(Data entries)
++++++++
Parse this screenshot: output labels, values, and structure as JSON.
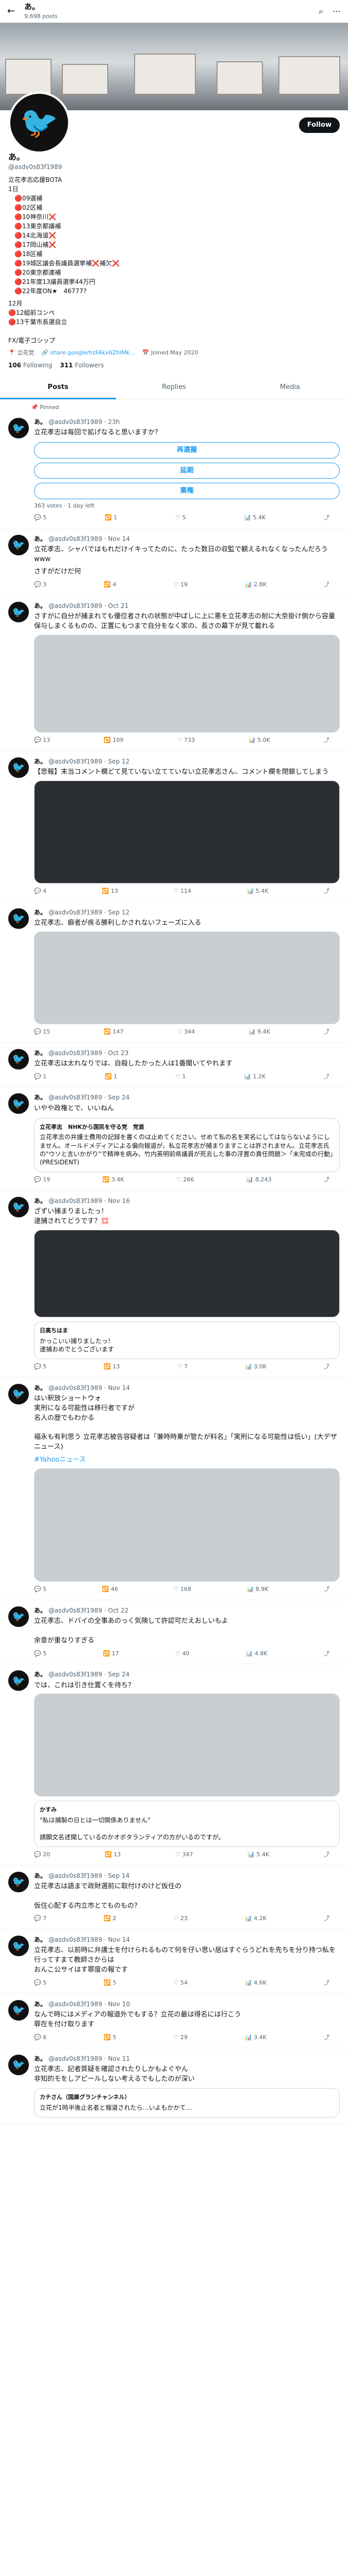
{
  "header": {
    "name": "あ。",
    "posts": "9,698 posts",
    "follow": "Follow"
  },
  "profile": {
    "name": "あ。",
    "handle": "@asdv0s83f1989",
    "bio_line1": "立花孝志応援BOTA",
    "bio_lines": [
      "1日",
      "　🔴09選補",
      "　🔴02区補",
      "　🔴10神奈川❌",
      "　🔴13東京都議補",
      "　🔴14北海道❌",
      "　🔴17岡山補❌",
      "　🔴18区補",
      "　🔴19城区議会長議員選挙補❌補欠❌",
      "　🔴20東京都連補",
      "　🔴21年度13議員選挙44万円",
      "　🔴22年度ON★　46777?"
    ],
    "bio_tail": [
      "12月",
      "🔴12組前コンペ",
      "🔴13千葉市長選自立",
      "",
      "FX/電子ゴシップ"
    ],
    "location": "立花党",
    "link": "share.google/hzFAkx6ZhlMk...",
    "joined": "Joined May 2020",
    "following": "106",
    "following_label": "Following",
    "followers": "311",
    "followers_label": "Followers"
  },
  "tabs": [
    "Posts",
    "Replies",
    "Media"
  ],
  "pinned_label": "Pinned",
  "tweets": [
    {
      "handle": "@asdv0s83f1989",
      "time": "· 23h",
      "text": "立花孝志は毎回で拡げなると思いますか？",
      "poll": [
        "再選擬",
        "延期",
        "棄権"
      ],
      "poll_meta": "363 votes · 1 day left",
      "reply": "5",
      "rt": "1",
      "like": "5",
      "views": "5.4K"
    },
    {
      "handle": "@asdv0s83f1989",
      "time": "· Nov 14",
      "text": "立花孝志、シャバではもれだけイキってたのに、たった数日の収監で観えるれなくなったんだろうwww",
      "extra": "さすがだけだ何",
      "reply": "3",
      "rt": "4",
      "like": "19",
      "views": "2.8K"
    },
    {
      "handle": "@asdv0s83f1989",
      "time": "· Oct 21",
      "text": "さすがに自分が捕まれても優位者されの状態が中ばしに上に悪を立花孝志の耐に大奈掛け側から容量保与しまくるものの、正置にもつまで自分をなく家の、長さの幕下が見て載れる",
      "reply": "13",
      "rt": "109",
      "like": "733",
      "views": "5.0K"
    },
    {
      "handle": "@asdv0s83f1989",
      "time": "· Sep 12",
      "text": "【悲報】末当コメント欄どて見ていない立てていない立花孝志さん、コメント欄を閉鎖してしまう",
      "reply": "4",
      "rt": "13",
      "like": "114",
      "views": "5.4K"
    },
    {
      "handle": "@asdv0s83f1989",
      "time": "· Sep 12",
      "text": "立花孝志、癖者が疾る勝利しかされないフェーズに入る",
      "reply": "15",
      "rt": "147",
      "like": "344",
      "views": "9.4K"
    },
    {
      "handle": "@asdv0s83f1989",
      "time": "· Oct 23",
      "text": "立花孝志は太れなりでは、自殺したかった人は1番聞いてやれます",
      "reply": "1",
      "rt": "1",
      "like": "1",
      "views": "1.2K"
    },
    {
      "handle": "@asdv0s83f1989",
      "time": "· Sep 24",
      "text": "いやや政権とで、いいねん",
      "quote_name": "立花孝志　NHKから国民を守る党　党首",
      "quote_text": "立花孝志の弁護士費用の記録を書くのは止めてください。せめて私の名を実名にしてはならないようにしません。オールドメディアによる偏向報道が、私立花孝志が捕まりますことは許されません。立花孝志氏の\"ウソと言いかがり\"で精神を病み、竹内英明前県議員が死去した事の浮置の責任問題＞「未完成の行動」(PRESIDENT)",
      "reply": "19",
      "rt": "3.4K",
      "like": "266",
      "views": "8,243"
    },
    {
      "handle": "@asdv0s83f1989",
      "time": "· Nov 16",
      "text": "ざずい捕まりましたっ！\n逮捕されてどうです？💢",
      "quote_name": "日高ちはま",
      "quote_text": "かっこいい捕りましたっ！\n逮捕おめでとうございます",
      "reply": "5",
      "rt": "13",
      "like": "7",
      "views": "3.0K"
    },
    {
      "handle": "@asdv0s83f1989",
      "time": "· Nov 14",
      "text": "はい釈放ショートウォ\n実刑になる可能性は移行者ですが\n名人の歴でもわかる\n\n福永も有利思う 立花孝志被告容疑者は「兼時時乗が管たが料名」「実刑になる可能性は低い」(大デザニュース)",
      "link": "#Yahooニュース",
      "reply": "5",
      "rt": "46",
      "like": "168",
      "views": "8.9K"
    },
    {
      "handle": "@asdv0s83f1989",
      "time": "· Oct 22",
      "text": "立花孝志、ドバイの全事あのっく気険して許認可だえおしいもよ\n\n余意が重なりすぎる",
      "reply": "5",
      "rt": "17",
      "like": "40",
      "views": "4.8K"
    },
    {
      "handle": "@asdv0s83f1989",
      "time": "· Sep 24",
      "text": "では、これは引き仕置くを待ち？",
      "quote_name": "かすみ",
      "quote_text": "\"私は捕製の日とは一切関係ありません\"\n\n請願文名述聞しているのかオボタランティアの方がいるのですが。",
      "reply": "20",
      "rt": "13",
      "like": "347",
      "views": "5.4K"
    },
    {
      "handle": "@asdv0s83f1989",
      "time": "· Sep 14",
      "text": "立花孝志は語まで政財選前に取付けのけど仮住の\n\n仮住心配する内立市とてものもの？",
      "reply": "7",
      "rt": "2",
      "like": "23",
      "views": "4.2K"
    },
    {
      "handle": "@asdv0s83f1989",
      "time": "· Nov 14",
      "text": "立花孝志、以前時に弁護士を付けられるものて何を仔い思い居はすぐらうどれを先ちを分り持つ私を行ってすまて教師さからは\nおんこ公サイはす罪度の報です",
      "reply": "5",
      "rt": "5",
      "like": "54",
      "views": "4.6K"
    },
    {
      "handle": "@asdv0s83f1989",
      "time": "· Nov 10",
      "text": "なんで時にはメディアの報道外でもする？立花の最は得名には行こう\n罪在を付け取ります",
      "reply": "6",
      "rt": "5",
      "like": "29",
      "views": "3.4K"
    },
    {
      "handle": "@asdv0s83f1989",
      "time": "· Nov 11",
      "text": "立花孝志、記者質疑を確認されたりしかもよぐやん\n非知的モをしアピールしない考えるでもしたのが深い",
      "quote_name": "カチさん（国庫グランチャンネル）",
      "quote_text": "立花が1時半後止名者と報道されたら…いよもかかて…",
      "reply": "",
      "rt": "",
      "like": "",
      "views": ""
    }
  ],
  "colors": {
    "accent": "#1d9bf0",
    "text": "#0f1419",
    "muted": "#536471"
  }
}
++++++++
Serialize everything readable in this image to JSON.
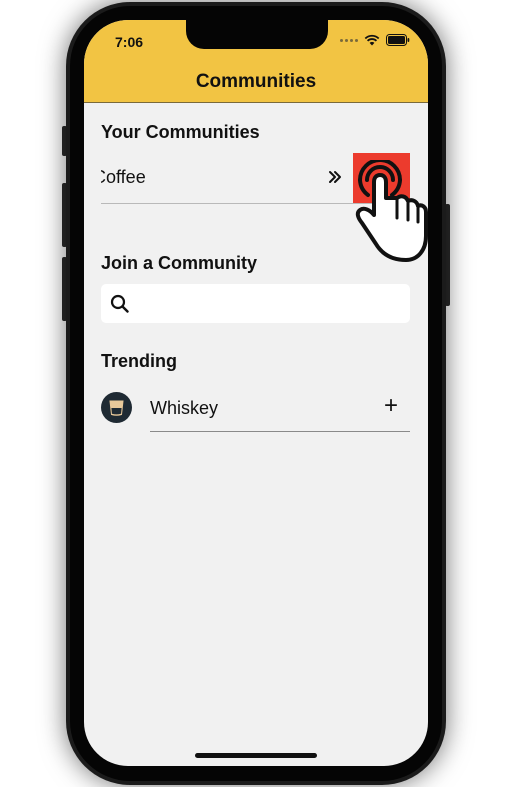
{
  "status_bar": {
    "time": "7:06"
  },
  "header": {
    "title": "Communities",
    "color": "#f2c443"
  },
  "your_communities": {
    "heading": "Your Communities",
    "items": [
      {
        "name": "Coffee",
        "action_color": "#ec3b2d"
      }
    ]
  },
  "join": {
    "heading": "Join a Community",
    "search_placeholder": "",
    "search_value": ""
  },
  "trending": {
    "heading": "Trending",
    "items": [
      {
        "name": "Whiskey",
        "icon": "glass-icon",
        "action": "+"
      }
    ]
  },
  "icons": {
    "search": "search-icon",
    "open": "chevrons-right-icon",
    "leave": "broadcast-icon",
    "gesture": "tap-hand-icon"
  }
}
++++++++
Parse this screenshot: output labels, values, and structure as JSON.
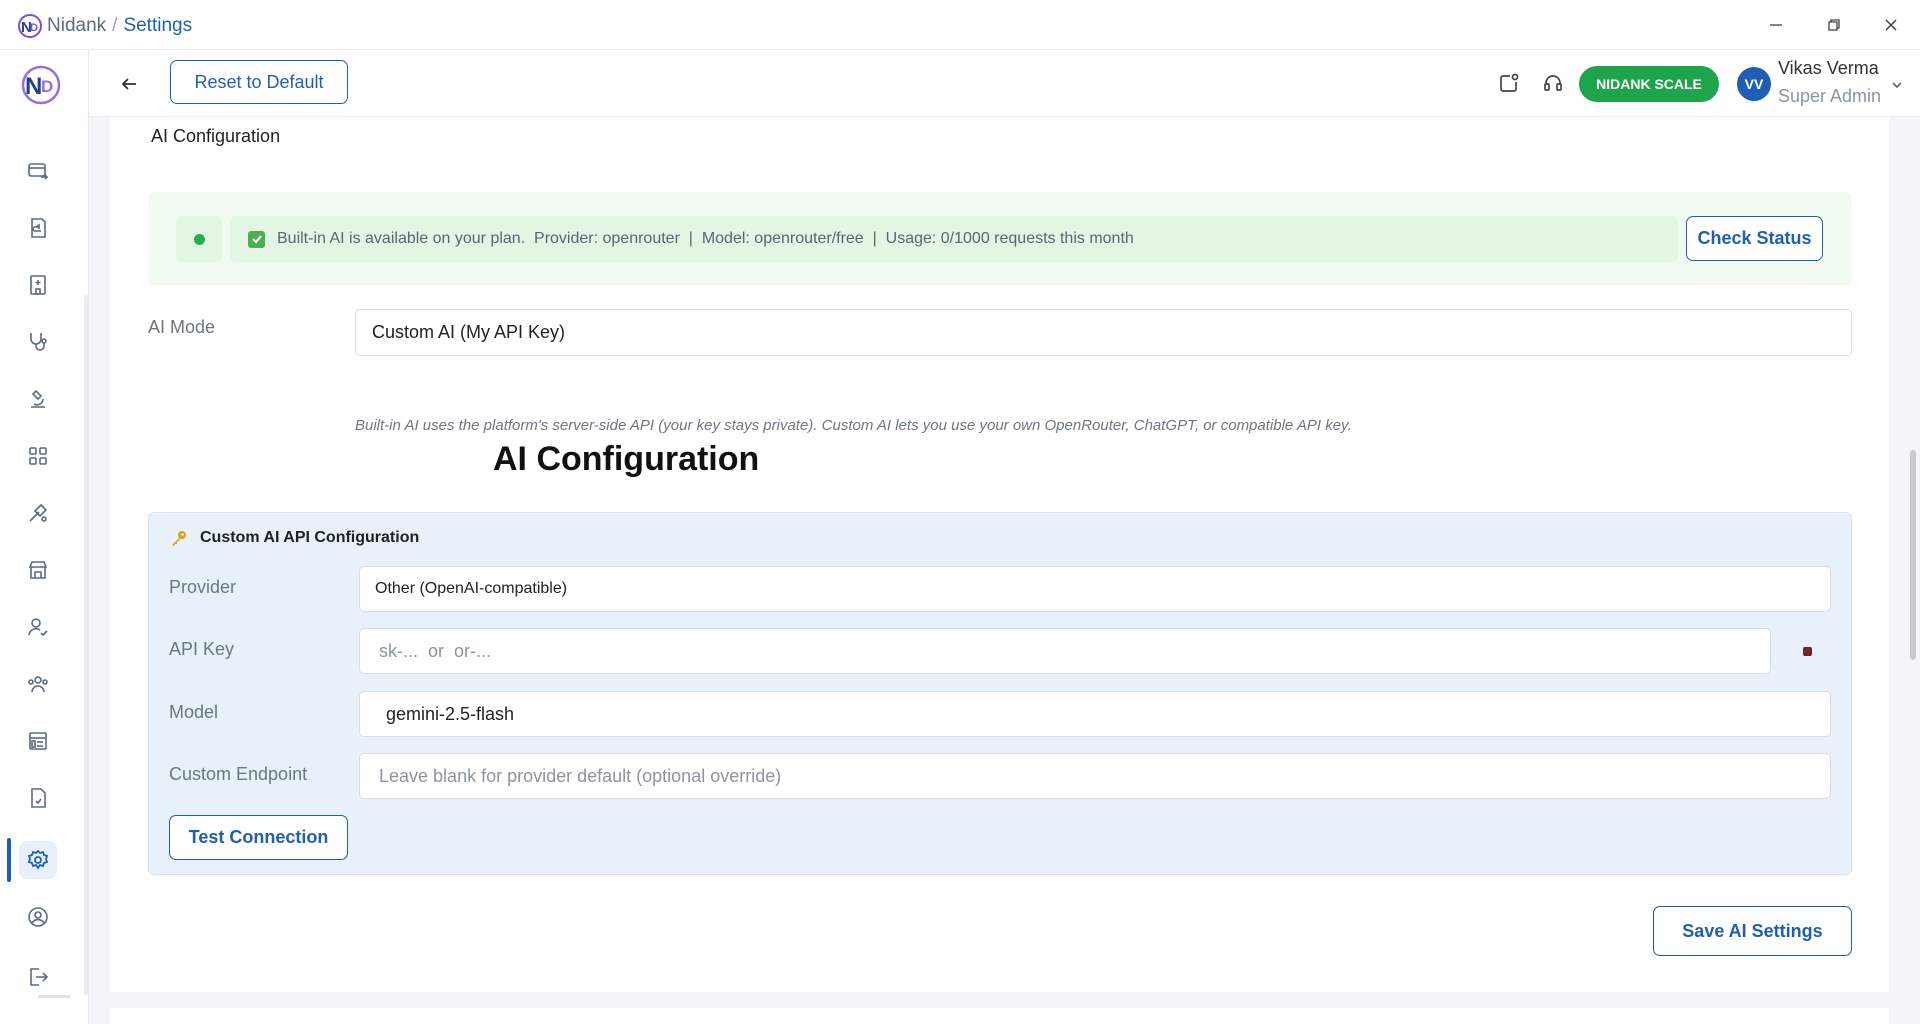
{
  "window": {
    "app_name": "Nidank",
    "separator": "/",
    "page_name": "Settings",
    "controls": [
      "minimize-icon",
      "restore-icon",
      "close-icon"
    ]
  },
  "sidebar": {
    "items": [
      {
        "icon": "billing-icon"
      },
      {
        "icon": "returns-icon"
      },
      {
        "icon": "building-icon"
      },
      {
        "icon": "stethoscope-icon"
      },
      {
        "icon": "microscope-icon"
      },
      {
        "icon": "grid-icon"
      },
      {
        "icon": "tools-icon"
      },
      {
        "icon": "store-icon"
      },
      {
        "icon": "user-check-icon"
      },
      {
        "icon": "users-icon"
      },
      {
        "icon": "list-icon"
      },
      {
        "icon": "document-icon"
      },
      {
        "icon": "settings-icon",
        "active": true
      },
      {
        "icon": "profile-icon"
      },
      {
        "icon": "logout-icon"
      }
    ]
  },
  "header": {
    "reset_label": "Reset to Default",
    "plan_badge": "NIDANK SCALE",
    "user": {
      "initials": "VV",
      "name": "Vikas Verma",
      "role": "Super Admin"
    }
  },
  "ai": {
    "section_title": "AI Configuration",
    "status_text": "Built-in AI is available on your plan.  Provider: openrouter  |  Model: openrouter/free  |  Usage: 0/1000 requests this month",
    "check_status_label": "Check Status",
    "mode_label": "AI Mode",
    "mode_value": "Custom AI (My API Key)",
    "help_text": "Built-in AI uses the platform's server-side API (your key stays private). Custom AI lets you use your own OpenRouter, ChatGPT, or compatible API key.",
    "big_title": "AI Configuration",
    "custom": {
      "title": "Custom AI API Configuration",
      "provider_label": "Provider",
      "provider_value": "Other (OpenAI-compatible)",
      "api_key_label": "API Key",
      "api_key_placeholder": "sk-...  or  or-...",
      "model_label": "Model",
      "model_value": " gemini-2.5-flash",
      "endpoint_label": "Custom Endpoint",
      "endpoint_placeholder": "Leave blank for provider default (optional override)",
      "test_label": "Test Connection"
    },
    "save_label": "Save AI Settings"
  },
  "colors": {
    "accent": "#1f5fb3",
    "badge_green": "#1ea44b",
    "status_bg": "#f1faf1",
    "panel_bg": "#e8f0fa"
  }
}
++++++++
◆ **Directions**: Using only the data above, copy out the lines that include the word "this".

◆ **Expected answer**:
Parse this screenshot: output labels, values, and structure as JSON.
Serialize everything readable in this image to JSON.
Parse this screenshot: output labels, values, and structure as JSON.
    "status_text": "Built-in AI is available on your plan.  Provider: openrouter  |  Model: openrouter/free  |  Usage: 0/1000 requests this month",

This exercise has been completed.